AIM OF THE EXERCISE:
The answer must consist of every line below containing "Bhabhis".

[Data records for software interfaces]

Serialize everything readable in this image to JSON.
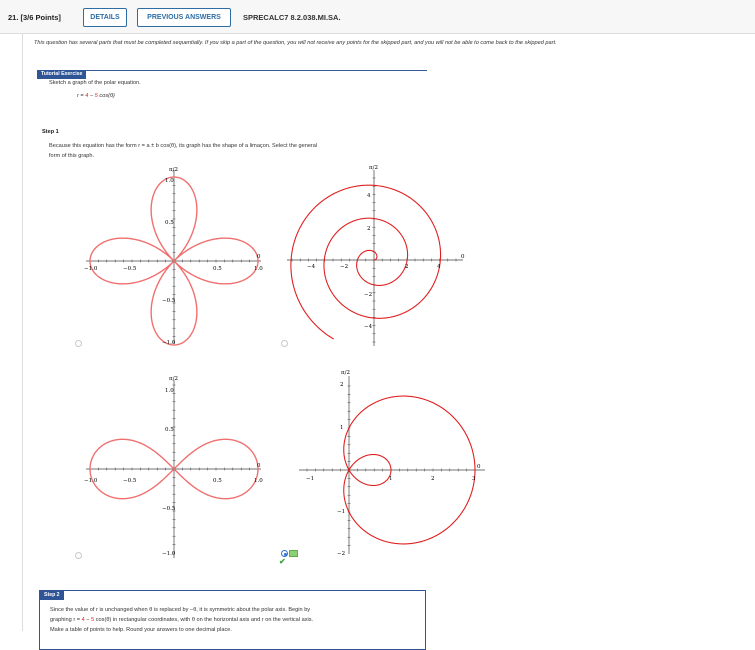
{
  "header": {
    "question_number": "21. [3/6 Points]",
    "details_label": "DETAILS",
    "previous_answers_label": "PREVIOUS ANSWERS",
    "problem_code": "SPRECALC7 8.2.038.MI.SA."
  },
  "notice": "This question has several parts that must be completed sequentially. If you skip a part of the question, you will not receive any points for the skipped part, and you will not be able to come back to the skipped part.",
  "tutorial": {
    "title": "Tutorial Exercise",
    "prompt": "Sketch a graph of the polar equation.",
    "equation_lhs": "r = ",
    "equation_a": "4",
    "equation_minus": " − ",
    "equation_b": "5",
    "equation_rhs": " cos(θ)"
  },
  "step1": {
    "label": "Step 1",
    "text_line1_a": "Because this equation has the form  r = a ± b cos(θ),  its graph has the shape of a limaçon. Select the general",
    "text_line2": "form of this graph."
  },
  "graphs": [
    {
      "id": "four-leaf-rose",
      "top_label": "π/2",
      "x_ticks": [
        "−1.0",
        "−0.5",
        "0.5",
        "1.0"
      ],
      "y_ticks": [
        "1.0",
        "0.5",
        "−0.5",
        "−1.0"
      ],
      "zero_label": "0",
      "selected": false
    },
    {
      "id": "spiral",
      "top_label": "π/2",
      "x_ticks": [
        "−4",
        "−2",
        "2",
        "4"
      ],
      "y_ticks": [
        "4",
        "2",
        "−2",
        "−4"
      ],
      "zero_label": "0",
      "selected": false
    },
    {
      "id": "lemniscate",
      "top_label": "π/2",
      "x_ticks": [
        "−1.0",
        "−0.5",
        "0.5",
        "1.0"
      ],
      "y_ticks": [
        "1.0",
        "0.5",
        "−0.5",
        "−1.0"
      ],
      "zero_label": "0",
      "selected": false
    },
    {
      "id": "limacon-inner-loop",
      "top_label": "π/2",
      "x_ticks": [
        "−1",
        "1",
        "2",
        "3"
      ],
      "y_ticks": [
        "2",
        "1",
        "−1",
        "−2"
      ],
      "zero_label": "0",
      "selected": true
    }
  ],
  "step2": {
    "label": "Step 2",
    "line1": "Since the value of r is unchanged when θ is replaced by −θ, it is symmetric about the polar axis. Begin by",
    "line2_a": "graphing  r = ",
    "line2_b": "4",
    "line2_c": " − ",
    "line2_d": "5",
    "line2_e": " cos(θ)  in rectangular coordinates, with θ on the horizontal axis and r on the vertical axis.",
    "line3": "Make a table of points to help. Round your answers to one decimal place."
  },
  "colors": {
    "accent": "#2f5597",
    "curve": "#e02020",
    "rose_curve": "#f07070",
    "correct": "#3da63d"
  }
}
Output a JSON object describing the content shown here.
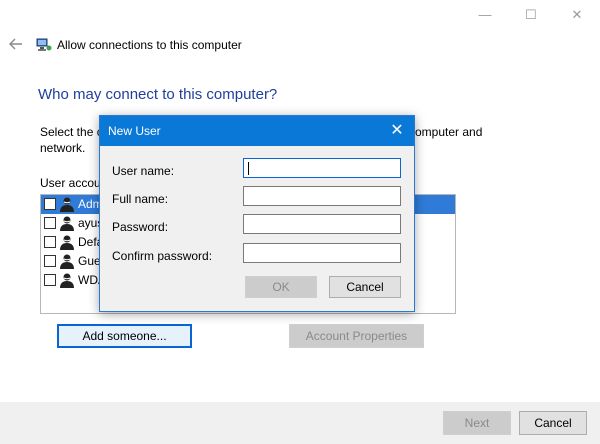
{
  "window": {
    "title": "Allow connections to this computer",
    "minimize_glyph": "—",
    "maximize_glyph": "☐",
    "close_glyph": "✕"
  },
  "heading": "Who may connect to this computer?",
  "intro_text": "Select the c                                                                                        omputer and network.",
  "intro_left": "Select the c",
  "intro_right": "omputer and",
  "intro_line2": "network.",
  "list": {
    "label": "User accou",
    "items": [
      {
        "name": "Adm",
        "selected": true,
        "checked": false
      },
      {
        "name": "ayus",
        "selected": false,
        "checked": false
      },
      {
        "name": "Defa",
        "selected": false,
        "checked": false
      },
      {
        "name": "Gues",
        "selected": false,
        "checked": false
      },
      {
        "name": "WDA",
        "selected": false,
        "checked": false
      }
    ]
  },
  "buttons": {
    "add_someone": "Add someone...",
    "account_properties": "Account Properties",
    "next": "Next",
    "cancel": "Cancel"
  },
  "dialog": {
    "title": "New User",
    "close_glyph": "✕",
    "fields": {
      "user_name_label": "User name:",
      "user_name_value": "",
      "full_name_label": "Full name:",
      "full_name_value": "",
      "password_label": "Password:",
      "password_value": "",
      "confirm_password_label": "Confirm password:",
      "confirm_password_value": ""
    },
    "ok": "OK",
    "cancel": "Cancel"
  },
  "colors": {
    "accent": "#0a78d7",
    "heading": "#1f3f9f",
    "selection": "#2f7bd7"
  },
  "icons": {
    "back": "back-arrow-icon",
    "wizard": "network-computer-icon",
    "user": "user-account-icon"
  }
}
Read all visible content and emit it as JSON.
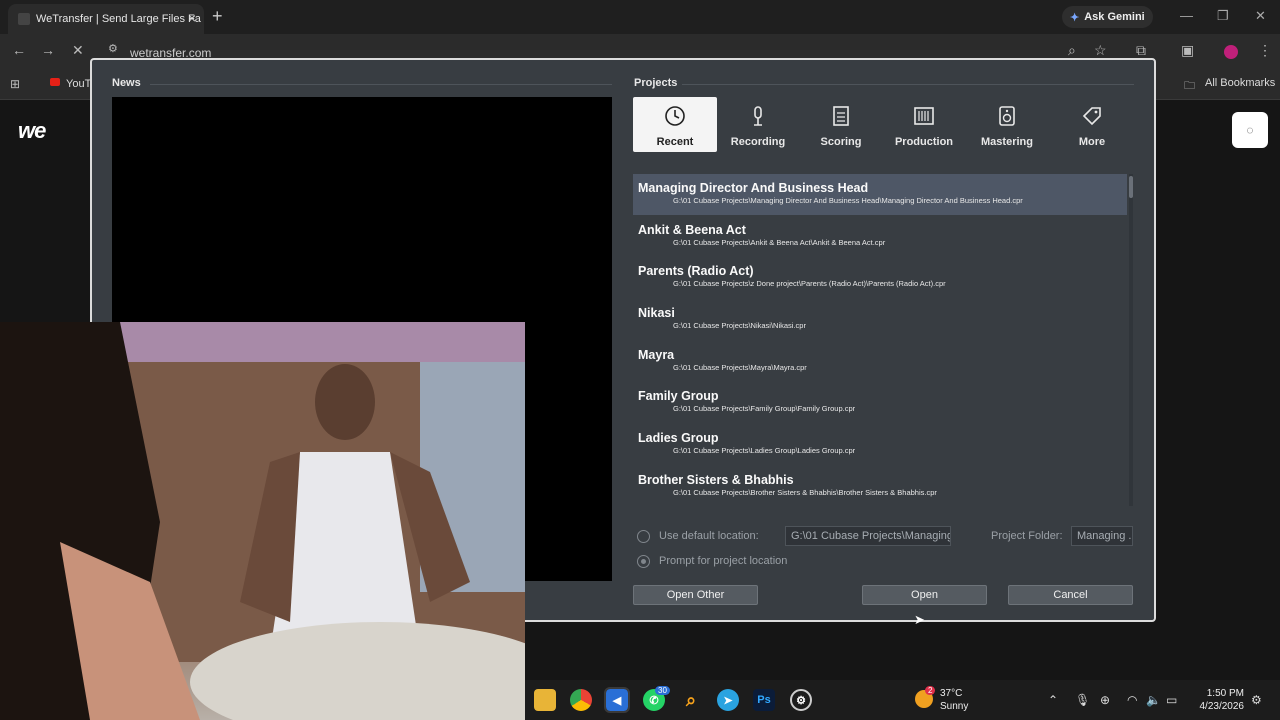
{
  "browser": {
    "tab_title": "WeTransfer | Send Large Files Fa",
    "gemini_label": "Ask Gemini",
    "url": "wetransfer.com",
    "bookmark_youtube": "YouT",
    "all_bookmarks": "All Bookmarks"
  },
  "site": {
    "logo": "we"
  },
  "dialog": {
    "news_title": "News",
    "projects_title": "Projects",
    "categories": [
      {
        "label": "Recent",
        "icon": "clock-icon"
      },
      {
        "label": "Recording",
        "icon": "microphone-icon"
      },
      {
        "label": "Scoring",
        "icon": "score-icon"
      },
      {
        "label": "Production",
        "icon": "mixer-icon"
      },
      {
        "label": "Mastering",
        "icon": "speaker-icon"
      },
      {
        "label": "More",
        "icon": "tag-icon"
      }
    ],
    "projects": [
      {
        "name": "Managing Director And Business Head",
        "path": "G:\\01 Cubase Projects\\Managing Director And Business Head\\Managing Director And Business Head.cpr"
      },
      {
        "name": "Ankit & Beena Act",
        "path": "G:\\01 Cubase Projects\\Ankit & Beena Act\\Ankit & Beena Act.cpr"
      },
      {
        "name": "Parents (Radio Act)",
        "path": "G:\\01 Cubase Projects\\z Done project\\Parents (Radio Act)\\Parents (Radio Act).cpr"
      },
      {
        "name": "Nikasi",
        "path": "G:\\01 Cubase Projects\\Nikasi\\Nikasi.cpr"
      },
      {
        "name": "Mayra",
        "path": "G:\\01 Cubase Projects\\Mayra\\Mayra.cpr"
      },
      {
        "name": "Family Group",
        "path": "G:\\01 Cubase Projects\\Family Group\\Family Group.cpr"
      },
      {
        "name": "Ladies Group",
        "path": "G:\\01 Cubase Projects\\Ladies Group\\Ladies Group.cpr"
      },
      {
        "name": "Brother Sisters & Bhabhis",
        "path": "G:\\01 Cubase Projects\\Brother Sisters & Bhabhis\\Brother Sisters & Bhabhis.cpr"
      }
    ],
    "use_default_label": "Use default location:",
    "default_location_value": "G:\\01 Cubase Projects\\Managing.",
    "project_folder_label": "Project Folder:",
    "project_folder_value": "Managing .",
    "prompt_label": "Prompt for project location",
    "open_other": "Open Other",
    "open": "Open",
    "cancel": "Cancel"
  },
  "taskbar": {
    "temperature": "37°C",
    "weather": "Sunny",
    "weather_badge": "2",
    "whatsapp_badge": "30",
    "time": "1:50 PM",
    "date": "4/23/2026"
  }
}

OUTPUT OF THE TASK:
        "name": "Brother Sisters & Bhabhis",
        "path": "G:\\01 Cubase Projects\\Brother Sisters & Bhabhis\\Brother Sisters & Bhabhis.cpr"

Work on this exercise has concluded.